The Chancellor had a big job on his hands with last week’s Budget, with large parts of the economy still shut down and debt levels not seen outside of wartime.
But Rishi Sunak managed to strike a balance between continuing to protect livelihoods while offering hope of a quick recovery.
And there was plenty of good news for the north-east of Scotland.
The first big headline was the decision to extend the furlough and self-employment support schemes to September.
Last week’s HMRC figures showed that there were still 5,400 furloughed workers in Banff and Buchan at the end of January. That was an increase from 3,600 at the end of December.
A further 400 claims for self-employment support were also made in the month up to the end of January, bringing the total to 1,800.
That highlights the importance of avoiding a cliff-edge by cutting off these support schemes too soon.
Instead, the furlough will be tapered off, with employers asked to contribute 10% of wages in July and August.
The reduced 5% VAT rate for hospitality and tourism will go on for another six months, providing a boost for many businesses in Banff and Buchan.
The Universal Credit uplift will also be continued until September.
The Budget also contained a huge vote of confidence in the north-east energy sector and our ambition to become a centre of excellence for energy transition – a concept which is crucial to national net-zero targets.
There will be £27million of investment in the Aberdeen Energy Transition Zone, a further £5million for the development of a Global Underwater Hub and an initial £2million for the North Sea Transition Deal.
The Scottish Government will also receive an extra £1.2billion for its budget for the year ahead, which will help to protect our NHS and schools.
This comes on top of the £9.7billion already provided to Holyrood for Covid support and the additional £2.4billion announced at last year’s Spending Review.
I hope that Scottish Ministers put this funding to good use and ensure our councils are provided with enough money to maintain local services.

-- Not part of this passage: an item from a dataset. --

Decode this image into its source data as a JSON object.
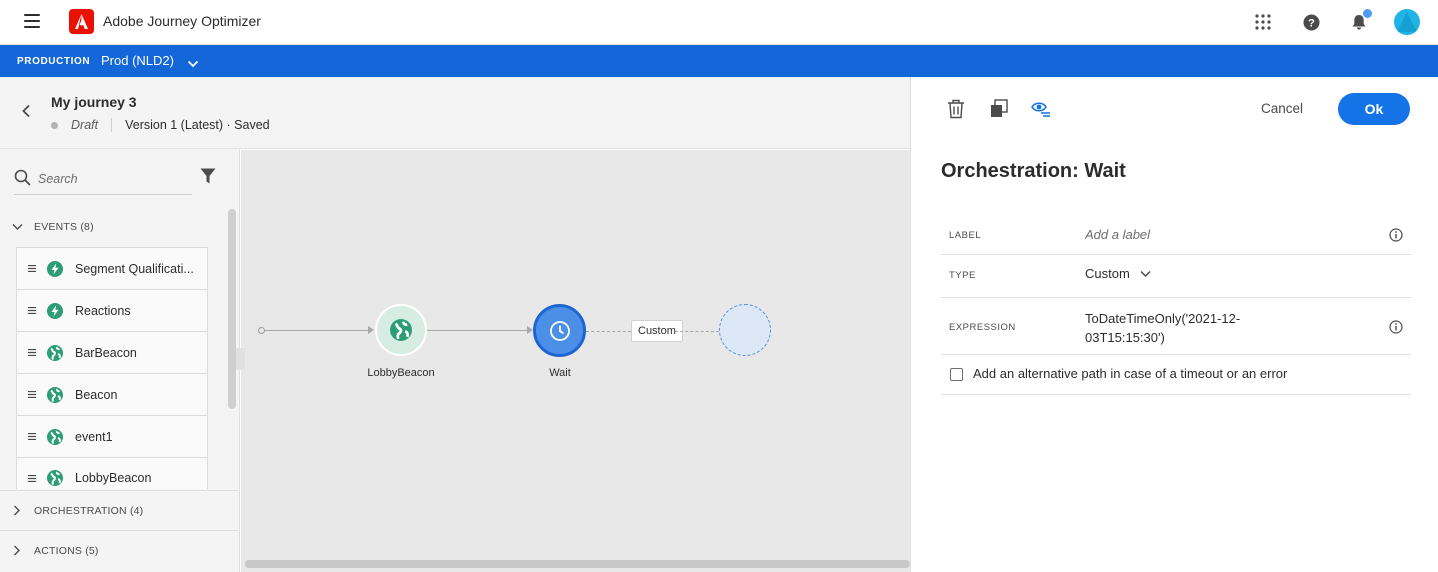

Alcohol duty was frozen in a move that will boost our local whisky, gin and craft beer producers.
The continued fuel duty freeze will save motorists at the pump – and will benefit our hauliers and exporters.
Elsewhere, first time homebuyers can receive a mortgage guarantee with a deposit of just 5%, a move that should help the market to recover.
Overall, the Chancellor proved again that he will do whatever it takes to get the UK through this crisis and help our economy bounce back as quickly as possible.
There was more good news for the whisky sector on Thursday when the US and UK announced a joint de-escalation of a long-running trade dispute.
The Biden administration has agreed to temporarily suspend tariffs imposed on UK exports – including malt whisky – for four months with a view to finding a permanent solution in that time.
This will come as a huge relief to the industry, which has lost an estimated £500million worth of sales due to the 25% tariffs.
It is also a credit to the UK Secretary of State for Trade Liz Truss – who I know, from personal experience, continues to work relentlessly in the interests of Scottish exporters.